For the record, teachers now make a minimum of $45,450 in their first year and $69,060 to $78,504 in their tenth year, depending on what degree they hold, according to CPS. Teachers can retire with full benefits at age 60, presuming they have at least 34 years on the job. The union considers that barely adequate. CPS seems to think it no longer is affordable.

A related item on Mr. Huberman's list is "basic (teacher) accountability," by which he means the ability to replace underperforming teachers.

"Merit pay is important, but I'm equally concerned about basic accountability," he says. "Many of our principals tell me it's an arduous process" to remove bad teachers now."

Uh-huh.

In an interview, Mr. Huberman also hinted that changes may be coming in the vaunted Renaissance 2010 program to open 100 alternate schools under the sponsorship of the Civic Committee of the Commercial Club.

"Overall, there's been great successes," he said. "But there's also been lots of lessons learned. . . .We can improve on outcomes."

Translation: The new, usually smaller schools generally are doing much better than their predecessors. But only about a third meet or exceed national norms on student tests -- not good enough, in his view.

At that point, Mr. Huberman called our interview to a halt and headed out to his next meeting.

According to the Civic Committee, just half of those who enter a CPS high school graduate in four years, and virtually none who attend regular -- as opposed to magnet -- schools emerge prepared to handle college-level work.

Strikes, huge budget holes, gang violence, lousy scores. Mr. Huberman has a lot to be accountable for.



Comments:

January 17, 2010 at 9:24 PM

By: kugler

stop rolling over

if chicago teachers give the next union election to stewart again, there will be furloughs and wage cuts as in other distrists and states no mater what the bargaining agreement or laws are. with stewart in it will be easier and cost less(legal), with stewart out it will be much more difficult and the teachers could possibly push huberman out of his politically appointed position. and make life miserable for daley. that is why huberman/daley is working with stewart to fix the election so she wins.

John Kugler

kuglerjohn@comcast.net

PS did huberman get the person responsible for getting him that second car yet? that dirty rotten scoundrel forcing a second car on the poor unwitting ceo!

"That department is responsible," Bond said. "I don't want to implicate any individual, but we found out that policies were not followed ... Those found to be responsible will face severe disciplinary action."

"Ron is upset that proper procedures were not followed," she said. "He's troubled.
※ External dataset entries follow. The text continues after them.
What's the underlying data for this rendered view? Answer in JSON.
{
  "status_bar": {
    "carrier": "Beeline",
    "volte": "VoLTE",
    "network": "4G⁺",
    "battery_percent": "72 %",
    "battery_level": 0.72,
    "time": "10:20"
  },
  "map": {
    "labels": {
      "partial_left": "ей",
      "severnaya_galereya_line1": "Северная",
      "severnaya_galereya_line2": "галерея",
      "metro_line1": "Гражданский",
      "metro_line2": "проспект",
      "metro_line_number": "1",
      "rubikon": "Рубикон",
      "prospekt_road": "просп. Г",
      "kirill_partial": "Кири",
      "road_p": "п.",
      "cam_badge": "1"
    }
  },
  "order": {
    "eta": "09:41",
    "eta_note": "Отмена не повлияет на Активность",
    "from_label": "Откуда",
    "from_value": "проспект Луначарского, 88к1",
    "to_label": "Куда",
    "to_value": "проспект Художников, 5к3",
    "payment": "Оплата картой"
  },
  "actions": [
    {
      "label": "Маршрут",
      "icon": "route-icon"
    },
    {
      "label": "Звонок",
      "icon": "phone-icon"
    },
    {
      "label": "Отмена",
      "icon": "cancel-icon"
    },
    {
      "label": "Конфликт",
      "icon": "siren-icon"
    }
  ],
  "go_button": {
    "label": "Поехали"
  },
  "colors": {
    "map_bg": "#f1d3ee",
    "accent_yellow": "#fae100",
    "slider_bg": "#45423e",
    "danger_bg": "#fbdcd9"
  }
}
He's embarrassed, and he's angry."

Bond defended Huberman's use of two vehicles, saying he works long hours and it made no sense for a driver to make trips to his home.
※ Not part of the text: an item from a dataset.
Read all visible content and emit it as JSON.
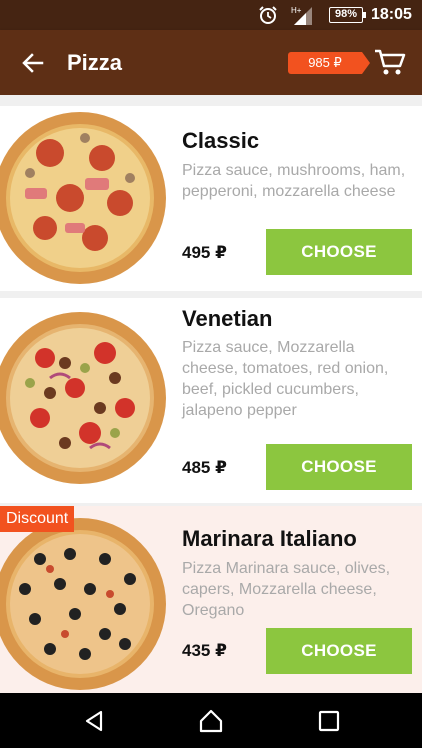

"At this time, he is not going to have two cars," Bond said. "He's given up the SUV."

January 18, 2010 at 4:44 AM

By: kugler

cash balance of $1.2 billion

CPS was able to end the fiscal year with a healthy general operating fund cash balance of $1.2 billion, an increase of $143 million over FY2008. (p. 19)

http://cps.edu/About_CPS/Financial_information/Documents/CAFR_June30_09.pdf

Add your own comment (all fields are necessary)

Substance readers:

You must give your first name and last name under "Name" when you post a comment at substancenews.net. We are not operating a blog and do not allow anonymous or pseudonymous comments. Our readers deserve to know who is commenting, just as they deserve to know the source of our news reports and analysis.

Please respect this, and also provide us with an accurate e-mail address.

Thank you,

The Editors of Substance

Your Name

Your Email

What's your comment about?

Your Comment

Please answer this to prove you're not a robot:

4 + 2 =